Such strategies appear unconcerned with issues of art’s autonomy except perhaps as a means to place ideas within a certain speculative framework. Nor are they simply continuing the historical avant-garde’s desire to close the gap between art and everyday life. Instead, they cross these boundaries, embracing the discipline of critical art discourse while acknowledging the dependency of that discourse on economic and political structures. It is this tension, which allies with issues of utility and non-utility fundamental to art’s status, that generates the dialogue between the work of art and its context. If the increasing popular response to contemporary art is to have long-lasting implications, then these deeply political intentions need to be more widely acknowledged. It is in the areas between art, politics and philosophy that the most compelling contemporary art lies, where the standard of artistic freedom is tested by the economic and social restrictions under which art is produced.

The artists in Afterall issue 0 generally view the gallery as one context amongst many. Pavel Büchler’s explanations of intellectual space in one of Europe’s former socialist ‘Utopian’ states have informed his performances, gestures, photographs and actions since the 1970s. Desa Philippi’s survey of his work draws out its significance in relation to his own history and his commitment to the existence of a mental and public space of exchange and proposition. In turn, lan Hunt examines a single work by Büchler, Red Flag, which provided that possibility in a specific place. Fiona Banner looks at some of the archetypal media of modernism – from film to type design – to find the gaps and translations out of which other stories and alternative ways of reading, both past and future, can emerge. Matthew Higgs’s interview gives the artist an opportunity to place her own narrative on her work, while Alan Woods has written a text responding to The Nam flickbook. Jeremy Deller’s production, with its emphasis on collaboration and incongruous juxtaposition, is also ripe for narrative response. Many of his works initially exist for tiny and particular audiences, to be subsequently recalled only in photographs and anecdotes. In response, Nicholas Blincoe has written a short story about Deller’s Acid Brass project and Will Bradley has contributed a more investigative survey of a number of projects. Like Deller, Superflex’s work is exemplary on one level while creating an immediate and deep engagement for their collaborators. The Biogas project, their most elaborate work to date, serves as a small Utopian model in a situation as foreign to most of the art audience as Thomas More’s original description of his ‘no place’. Finally, Pierre Huyghe relates most closely to ‘scenario creation’, exposing and illuminating the gaps between projection, reflection and subject in film and photography. Liam Gillick has written a text which looks at his methodology and approach while Jean-Christophe Royoux writes more specifically about individual pieces.

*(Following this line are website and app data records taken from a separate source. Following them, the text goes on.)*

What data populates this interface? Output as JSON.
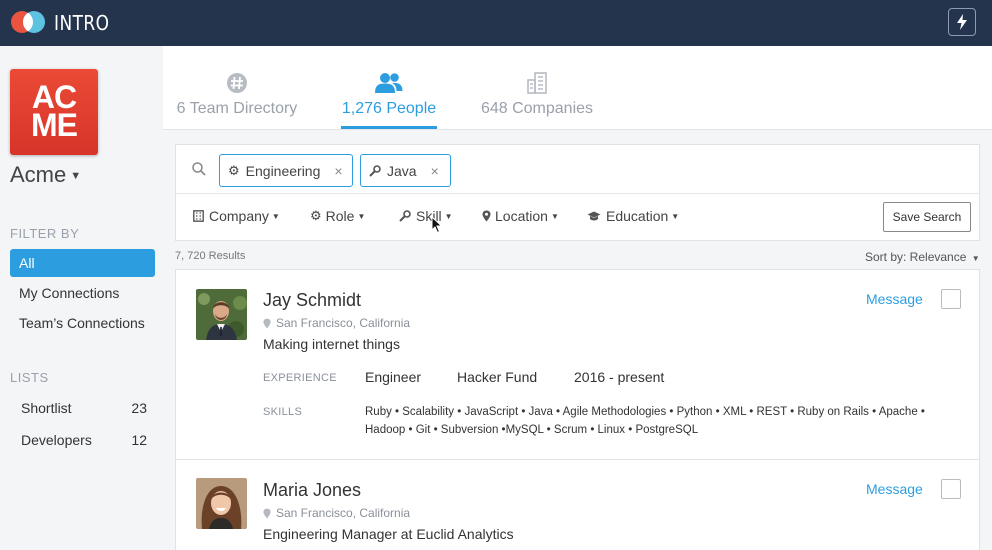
{
  "app": {
    "name": "INTRO"
  },
  "org": {
    "logo_text": "AC ME",
    "logo_line1": "AC",
    "logo_line2": "ME",
    "name": "Acme"
  },
  "sidebar": {
    "filter_label": "FILTER BY",
    "filters": [
      {
        "label": "All",
        "active": true
      },
      {
        "label": "My Connections",
        "active": false
      },
      {
        "label": "Team’s Connections",
        "active": false
      }
    ],
    "lists_label": "LISTS",
    "lists": [
      {
        "label": "Shortlist",
        "count": "23"
      },
      {
        "label": "Developers",
        "count": "12"
      }
    ]
  },
  "tabs": [
    {
      "label": "6 Team Directory",
      "icon": "slack-hash-icon",
      "active": false
    },
    {
      "label": "1,276 People",
      "icon": "people-icon",
      "active": true
    },
    {
      "label": "648 Companies",
      "icon": "buildings-icon",
      "active": false
    }
  ],
  "search": {
    "chips": [
      {
        "label": "Engineering",
        "icon": "gear-icon"
      },
      {
        "label": "Java",
        "icon": "wrench-icon"
      }
    ],
    "filters": [
      {
        "label": "Company",
        "icon": "building-icon"
      },
      {
        "label": "Role",
        "icon": "gear-icon"
      },
      {
        "label": "Skill",
        "icon": "wrench-icon"
      },
      {
        "label": "Location",
        "icon": "pin-icon"
      },
      {
        "label": "Education",
        "icon": "graduation-cap-icon"
      }
    ],
    "save_label": "Save Search"
  },
  "results": {
    "count_text": "7, 720 Results",
    "sort_text": "Sort by: Relevance"
  },
  "people": [
    {
      "name": "Jay Schmidt",
      "location": "San Francisco, California",
      "headline": "Making internet things",
      "message_label": "Message",
      "experience_label": "EXPERIENCE",
      "experience": {
        "role": "Engineer",
        "company": "Hacker Fund",
        "period": "2016 - present"
      },
      "skills_label": "SKILLS",
      "skills_line1": "Ruby • Scalability • JavaScript • Java • Agile Methodologies • Python • XML • REST • Ruby on Rails • Apache •",
      "skills_line2": "Hadoop • Git • Subversion •MySQL • Scrum • Linux • PostgreSQL"
    },
    {
      "name": "Maria Jones",
      "location": "San Francisco, California",
      "headline": "Engineering Manager at Euclid Analytics",
      "message_label": "Message"
    }
  ],
  "colors": {
    "topbar": "#24344d",
    "accent": "#2c9ee0",
    "acme_red": "#e0402f"
  }
}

The longer essays examine two moments of apparent Utopian settlement, the Swedish social democrat consensus from 1932-73 and the radical non-site of the Internet. Both Gertrud Sandqvist and Josephine Berry reject the easy paths of modernist hyperbole or post-modern cynicism and instead opt for an analysis of the conditions of political, economic and aesthetic self-regard in those different communities. As such, the methodology of these writers does not differ so markedly from the work of the selected artists, but further enriches the proposal for an art of critical engagement with the commonplaces of society.


  • Pierre Bourdieu, Acts of Resistance: Against the New Myths of Our Time, Cambridge: Polity Press, 1998, p.8.